LISTED RECORDS:
▼
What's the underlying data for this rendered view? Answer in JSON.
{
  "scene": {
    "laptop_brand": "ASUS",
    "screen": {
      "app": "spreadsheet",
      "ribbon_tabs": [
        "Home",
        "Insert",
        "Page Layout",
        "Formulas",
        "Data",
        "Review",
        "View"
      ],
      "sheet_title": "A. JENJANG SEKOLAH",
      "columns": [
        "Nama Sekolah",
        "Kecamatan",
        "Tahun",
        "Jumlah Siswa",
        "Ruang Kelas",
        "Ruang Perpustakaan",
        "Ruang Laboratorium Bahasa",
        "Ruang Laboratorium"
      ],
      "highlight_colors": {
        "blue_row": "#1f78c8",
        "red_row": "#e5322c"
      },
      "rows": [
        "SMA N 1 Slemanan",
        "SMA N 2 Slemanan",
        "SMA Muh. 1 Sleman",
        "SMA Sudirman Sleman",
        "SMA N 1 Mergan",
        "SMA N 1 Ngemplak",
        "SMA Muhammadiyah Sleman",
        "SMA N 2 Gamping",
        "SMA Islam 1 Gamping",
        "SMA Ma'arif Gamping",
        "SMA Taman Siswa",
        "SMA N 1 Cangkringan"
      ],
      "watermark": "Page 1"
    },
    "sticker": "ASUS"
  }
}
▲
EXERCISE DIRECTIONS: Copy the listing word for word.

WRITTEN SOLUTION:
What's the underlying data for this rendered view? Answer in JSON.
{
  "scene": {
    "laptop_brand": "ASUS",
    "screen": {
      "app": "spreadsheet",
      "ribbon_tabs": [
        "Home",
        "Insert",
        "Page Layout",
        "Formulas",
        "Data",
        "Review",
        "View"
      ],
      "sheet_title": "A. JENJANG SEKOLAH",
      "columns": [
        "Nama Sekolah",
        "Kecamatan",
        "Tahun",
        "Jumlah Siswa",
        "Ruang Kelas",
        "Ruang Perpustakaan",
        "Ruang Laboratorium Bahasa",
        "Ruang Laboratorium"
      ],
      "highlight_colors": {
        "blue_row": "#1f78c8",
        "red_row": "#e5322c"
      },
      "rows": [
        "SMA N 1 Slemanan",
        "SMA N 2 Slemanan",
        "SMA Muh. 1 Sleman",
        "SMA Sudirman Sleman",
        "SMA N 1 Mergan",
        "SMA N 1 Ngemplak",
        "SMA Muhammadiyah Sleman",
        "SMA N 2 Gamping",
        "SMA Islam 1 Gamping",
        "SMA Ma'arif Gamping",
        "SMA Taman Siswa",
        "SMA N 1 Cangkringan"
      ],
      "watermark": "Page 1"
    },
    "sticker": "ASUS"
  }
}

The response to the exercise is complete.